Two Nurses Fighting COVID-19 on the Frontlines of Two Different States Share Experiences
Two nurses in the U.S. have been on the frontlines through one of the biggest medical challenges in history.
California and Florida are amongst the most infected states.
California alone has over three million COVID-19 cases and over 40,000 deaths since Jan. 21 of last year.
California triage nurse, Cristina Washburn, works at the Sharp Coronado Emergency Department and spends most of her overnight shifts in the outside tents attached to the emergency department and loves every minute of her job helping others.
“I work the tents outside since the inception of COVID, and since we opened up that tent in March, I was one of the first night shift nurses out there,” Washburn told Scriberr.
“They asked people who wanted to volunteer to go out to the tent, and I looked at my crew and said I would.”
There are mixed views on whether states should be opening up again, especially since COVID-19 vaccine distribution began reaching individuals 65 years of age and older.
Washburn explained that many medical professionals have mixed perceptions of the virus in the emergency department.
It has led to their own opinions about the stay at home orders being lifted.
“In the ER, it is so political,” Washburn said.
“It’s like what you’re watching on TV because we see the same exact patient that the next person sees, but our perspective on the same exact person in the same exact situation is completely different.”
Washburn believes cities in California should be opening up despite seeing patients with COVID-19 cases every day because she is there to help those who need it.
“I became an ER nurse or a nurse in general to help people, and I help people who smoke, infect their lungs, and damage their lungs,” Washburn said. “And I’m going to help the person who has COVID from going out and living their life. Just the same.”
Washburn has seen the severity of patients with COVID-19 but has also experienced an influx of suicidal patients because of the stay at home restrictions.
“I have seen people in the ER who have come in suicidal, or kids, young kids, teenagers who have overdosed, this whole time,” Washburn said.
“So it’s, you’re either gonna die of COVID or you’re gonna die of overdosing and suicidal ideation because you can’t go out.”
ICU nurse, Alexandra Twele, works in the COVID unit at West Boca Medical Center in Florida.
Twele’s daily rounds in the COVID unit involve checking patients’ vital signs and oxygen levels with the virus.
Twele explained that depending on the severity of the infection and the number of patients admitted, her rounds could become more complicated.
“Our daily duties get even more complicated when we’re managing ventilators, managing drips, making sure they’re sedated,” Twele told Scriberr. “We’ve done what’s called roto-prone beds, where we’re putting patients on beds that rotate them for a certain amount of hours on their back and when they’re on that they have to be sedated as well as chemically paralyzed.”

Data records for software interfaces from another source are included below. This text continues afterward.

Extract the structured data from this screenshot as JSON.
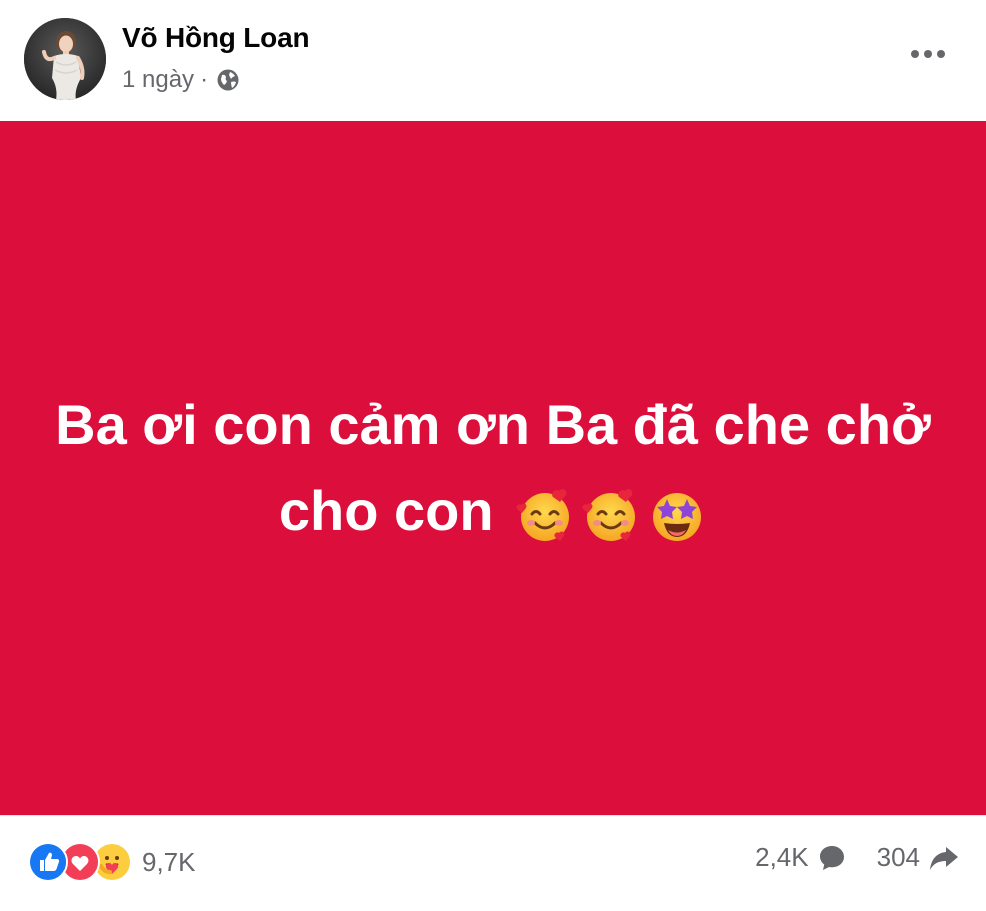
{
  "post": {
    "author": "Võ Hồng Loan",
    "time": "1 ngày",
    "separator": "·",
    "privacy_icon": "globe-icon",
    "more_icon": "more-options-icon",
    "background_color": "#DC0F3C",
    "status_text": "Ba ơi con cảm ơn Ba đã che chở cho con",
    "emojis": [
      "smiling-face-with-hearts",
      "smiling-face-with-hearts",
      "star-struck"
    ]
  },
  "footer": {
    "reaction_icons": [
      "like-icon",
      "love-icon",
      "care-icon"
    ],
    "reaction_count": "9,7K",
    "comment_count": "2,4K",
    "share_count": "304"
  },
  "colors": {
    "like": "#1877F2",
    "love": "#F33E58",
    "muted": "#65676B"
  }
}
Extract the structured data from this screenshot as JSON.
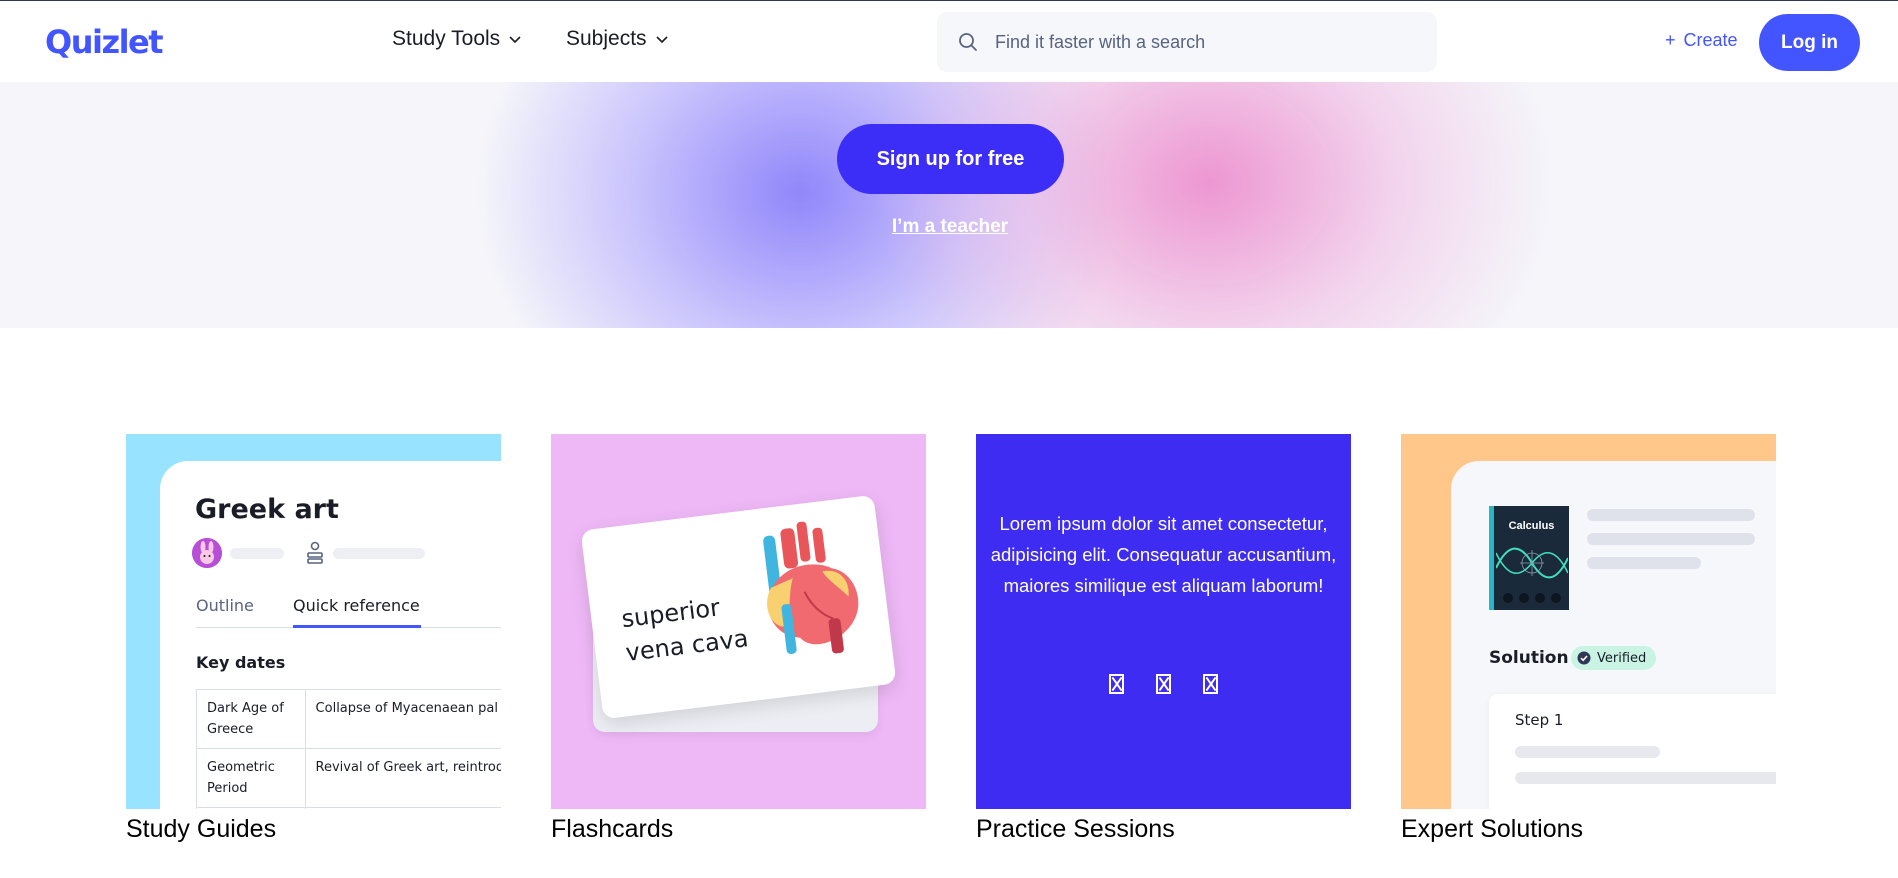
{
  "header": {
    "logo": "Quizlet",
    "nav": [
      {
        "label": "Study Tools"
      },
      {
        "label": "Subjects"
      }
    ],
    "search": {
      "placeholder": "Find it faster with a search"
    },
    "create_label": "Create",
    "login_label": "Log in"
  },
  "hero": {
    "signup_label": "Sign up for free",
    "teacher_label": "I’m a teacher"
  },
  "cards": {
    "study_guides": {
      "title": "Study Guides",
      "doc_title": "Greek art",
      "tab_outline": "Outline",
      "tab_quick": "Quick reference",
      "section": "Key dates",
      "rows": [
        {
          "term": "Dark Age of Greece",
          "desc": "Collapse of Myacenaean pal"
        },
        {
          "term": "Geometric Period",
          "desc": "Revival of Greek art, reintrod"
        }
      ]
    },
    "flashcards": {
      "title": "Flashcards",
      "word_line1": "superior",
      "word_line2": "vena cava"
    },
    "practice": {
      "title": "Practice Sessions",
      "text": "Lorem ipsum dolor sit amet consectetur, adipisicing elit. Consequatur accusantium, maiores similique est aliquam laborum!"
    },
    "expert": {
      "title": "Expert Solutions",
      "book_title": "Calculus",
      "solution_label": "Solution",
      "verified_label": "Verified",
      "step_label": "Step 1"
    }
  },
  "colors": {
    "brand": "#4255ff",
    "signup": "#3c2ef6",
    "practice_bg": "#3f2cf2"
  }
}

Twele shared that her job is sad and sometimes hard to do because of some patients’ sedated state.
Some of the patients in severe conditions are titrated, meaning patients are given multiple drips in one line to help with the sedation and paralyzation.
“We’re responsible to control the fluctuations of their blood pressure, and if they’re so severely sick a lot of them are on what are called, vasopressors, which basically helps keep their blood pressure, you know, at a stable level,” Twele said.
“So, you’re titrating as what we call multiple drips; you know, they’re basically on life support, both sedated and paralyzed.”
West Boca Medical Center has two COVID units; Twele said that they were lucky to have patients’ space during their State surges of infection.
“I think we’re lucky just based upon the location that we’re in, I mean, there were times that I would say July was our worst, and I think that’s when Florida was in that big heavy surge,” Twele said.
“And we were, we were starting to experience the hospitals getting overwhelmed.”
When asked about Florida’s lack of stay at home orders, Twele was quick to disagree with some of the state’s guidelines.
“I think Florida definitely could have handled it better, and there should have been more with the mask mandates,” Twele said.
Twele hopes that people will continue avoid gatherings and continue to practice safe social distancing. However, she understands that the state’s reopening coincides with peoples’ eagerness to return to normalcy.
Recently, thousands of people have flocked to South Florida for spring break, as healthcare workers brace for a potential surge. The state has over two million COVID-19 cases as of March 21.